__Assignment__: Check every line of the entries that follow, and copy the ones containing "Logbook".

Content starts

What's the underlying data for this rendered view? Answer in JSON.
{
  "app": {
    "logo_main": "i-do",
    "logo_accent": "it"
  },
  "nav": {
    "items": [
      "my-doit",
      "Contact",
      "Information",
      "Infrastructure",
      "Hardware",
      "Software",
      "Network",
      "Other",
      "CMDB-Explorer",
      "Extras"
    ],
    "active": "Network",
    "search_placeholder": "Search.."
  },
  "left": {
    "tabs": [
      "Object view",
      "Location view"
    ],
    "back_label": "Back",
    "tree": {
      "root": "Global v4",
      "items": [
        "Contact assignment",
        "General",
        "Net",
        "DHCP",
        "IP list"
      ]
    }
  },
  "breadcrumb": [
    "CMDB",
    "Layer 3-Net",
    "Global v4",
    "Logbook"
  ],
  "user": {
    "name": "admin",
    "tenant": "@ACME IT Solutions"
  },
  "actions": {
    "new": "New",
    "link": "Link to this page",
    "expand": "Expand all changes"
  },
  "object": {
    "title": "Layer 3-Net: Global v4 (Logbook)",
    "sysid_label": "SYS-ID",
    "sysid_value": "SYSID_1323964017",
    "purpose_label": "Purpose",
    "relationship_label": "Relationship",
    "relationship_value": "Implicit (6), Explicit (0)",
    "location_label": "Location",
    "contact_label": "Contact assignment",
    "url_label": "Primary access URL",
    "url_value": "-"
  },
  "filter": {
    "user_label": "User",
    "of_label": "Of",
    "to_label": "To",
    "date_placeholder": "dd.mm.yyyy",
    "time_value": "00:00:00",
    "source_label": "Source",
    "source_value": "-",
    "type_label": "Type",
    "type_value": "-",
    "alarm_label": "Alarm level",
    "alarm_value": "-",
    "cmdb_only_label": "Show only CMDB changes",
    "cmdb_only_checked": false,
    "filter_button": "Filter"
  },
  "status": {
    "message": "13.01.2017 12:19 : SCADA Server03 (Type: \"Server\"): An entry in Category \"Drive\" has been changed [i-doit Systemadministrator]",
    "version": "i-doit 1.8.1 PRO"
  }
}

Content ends

__Your response__:
    "Logbook"
    "title": "Layer 3-Net: Global v4 (Logbook)",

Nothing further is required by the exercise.